A new study shows that the price of most long-term care services is rising faster than inflation, and by 2050 the nation’s bill for long-term care services is predicted to exceed $379 billion. In-home care is the most preferred option of care and the costs of home care performed by an in-home caregiver have remained flat in most areas of the country.
Further research finds that the reason long-term care costs are increasing is because of the shortage of available caregivers. By 2030, the number of Americans over 65 will double and in order to meet future demand, the U.S. will have to recruit 200,000 new caregivers each year.
The 2000 Census accounted for 35 million people in American who were over 65 years of age. This is a 12% increase from the 1990 Census, which counted 31.2 million elderly Americans.
According to the Department of Health and Human Services, one in three Americans provides voluntary unpaid informal care to disabled or ill loved ones each year.
According to a survey co-sponsored by the Pew Charitable Trusts and National Council on Aging, nearly 7 million Americans manage or provide care for a friend or relative over 55 who lives at least an hour away.
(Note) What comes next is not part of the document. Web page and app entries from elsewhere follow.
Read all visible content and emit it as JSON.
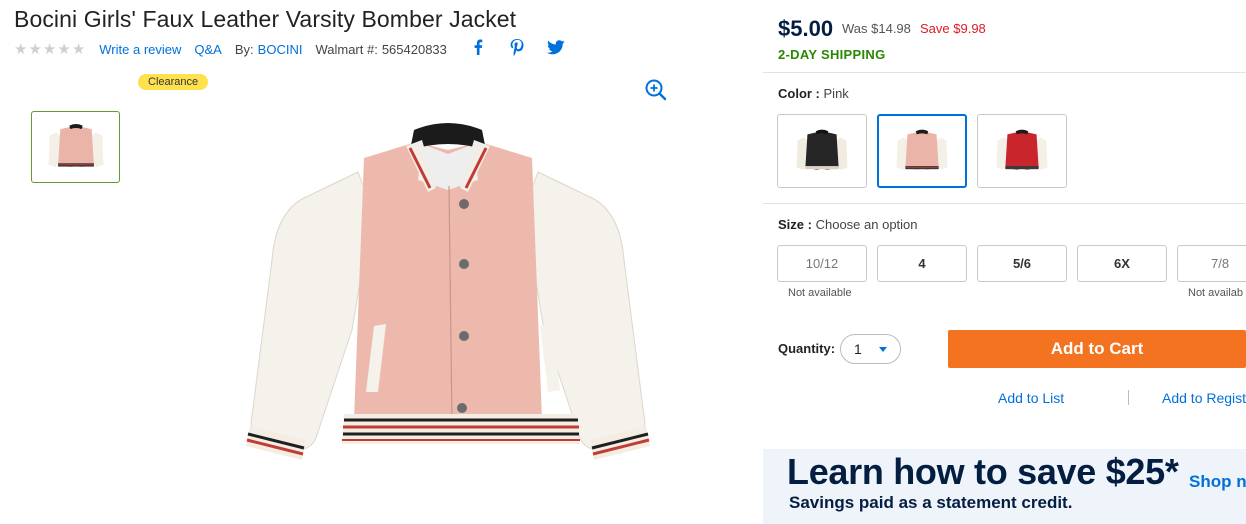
{
  "product": {
    "title": "Bocini Girls' Faux Leather Varsity Bomber Jacket",
    "rating_stars": 0,
    "write_review": "Write a review",
    "qa": "Q&A",
    "by_label": "By:",
    "brand": "BOCINI",
    "walmart_label": "Walmart #:",
    "walmart_number": "565420833",
    "social": [
      "facebook-icon",
      "pinterest-icon",
      "twitter-icon"
    ],
    "badge": "Clearance"
  },
  "pricing": {
    "price": "$5.00",
    "was": "Was $14.98",
    "save": "Save $9.98",
    "shipping": "2-DAY SHIPPING"
  },
  "color": {
    "label": "Color :",
    "value": "Pink",
    "options": [
      "black",
      "pink",
      "red"
    ],
    "selected": "pink"
  },
  "size": {
    "label": "Size :",
    "value": "Choose an option",
    "options": [
      {
        "label": "10/12",
        "note": "Not available"
      },
      {
        "label": "4",
        "note": ""
      },
      {
        "label": "5/6",
        "note": ""
      },
      {
        "label": "6X",
        "note": ""
      },
      {
        "label": "7/8",
        "note": "Not availab"
      }
    ]
  },
  "purchase": {
    "quantity_label": "Quantity:",
    "quantity_value": "1",
    "add_to_cart": "Add to Cart",
    "add_to_list": "Add to List",
    "add_to_registry": "Add to Regist"
  },
  "banner": {
    "headline": "Learn how to save $25*",
    "subline": "Savings paid as a statement credit.",
    "shop_now": "Shop n"
  },
  "colors": {
    "link": "#0071dc",
    "cart": "#f47321",
    "ship": "#2a8703",
    "save": "#de1c24",
    "navy": "#041e42"
  }
}
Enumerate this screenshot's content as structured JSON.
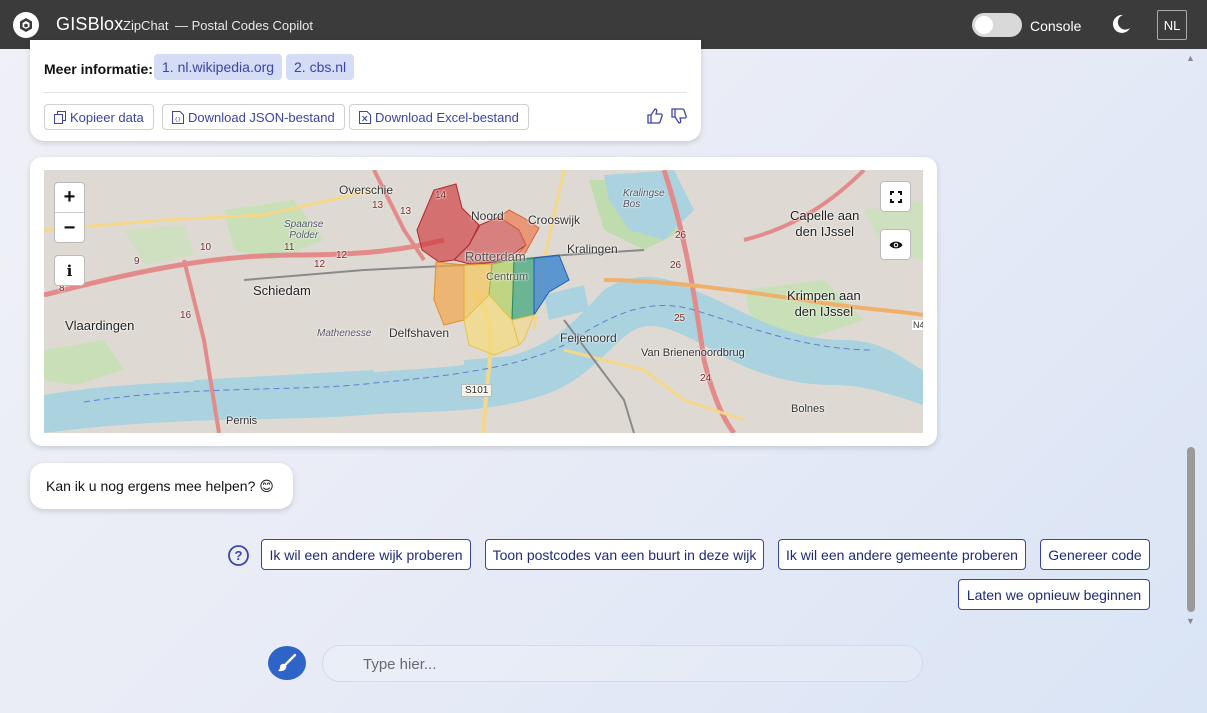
{
  "header": {
    "brand": "GISBlox",
    "app_name": "ZipChat",
    "subtitle": "— Postal Codes Copilot",
    "console_label": "Console",
    "console_on": false,
    "language": "NL"
  },
  "info_card": {
    "more_info_label": "Meer informatie:",
    "links": [
      "1. nl.wikipedia.org",
      "2. cbs.nl"
    ],
    "actions": {
      "copy": "Kopieer data",
      "json": "Download JSON-bestand",
      "excel": "Download Excel-bestand"
    }
  },
  "map": {
    "zoom_in": "+",
    "zoom_out": "−",
    "info": "i",
    "labels": {
      "overschie": "Overschie",
      "noord": "Noord",
      "crooswijk": "Crooswijk",
      "kralingse_bos": "Kralingse\nBos",
      "capelle": "Capelle aan\nden IJssel",
      "spaanse_polder": "Spaanse\nPolder",
      "kralingen": "Kralingen",
      "rotterdam": "Rotterdam",
      "centrum": "Centrum",
      "schiedam": "Schiedam",
      "krimpen": "Krimpen aan\nden IJssel",
      "vlaardingen": "Vlaardingen",
      "mathenesse": "Mathenesse",
      "delfshaven": "Delfshaven",
      "feijenoord": "Feijenoord",
      "brug": "Van Brienenoordbrug",
      "s101": "S101",
      "bolnes": "Bolnes",
      "pernis": "Pernis",
      "n_edge": "N4"
    },
    "road_numbers": [
      "14",
      "13",
      "13",
      "11",
      "10",
      "9",
      "8",
      "12",
      "12",
      "16",
      "26",
      "26",
      "25",
      "24",
      "16"
    ]
  },
  "chat": {
    "question": "Kan ik u nog ergens mee helpen? 😊"
  },
  "suggestions": [
    "Ik wil een andere wijk proberen",
    "Toon postcodes van een buurt in deze wijk",
    "Ik wil een andere gemeente proberen",
    "Genereer code",
    "Laten we opnieuw beginnen"
  ],
  "input": {
    "placeholder": "Type hier..."
  },
  "colors": {
    "accent": "#3b44a8",
    "topbar": "#3b3b3b",
    "send_button": "#2e63c8"
  }
}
According to the National Council on Aging, an estimated 15 million days of work are missed per year because of long-distance caregiving.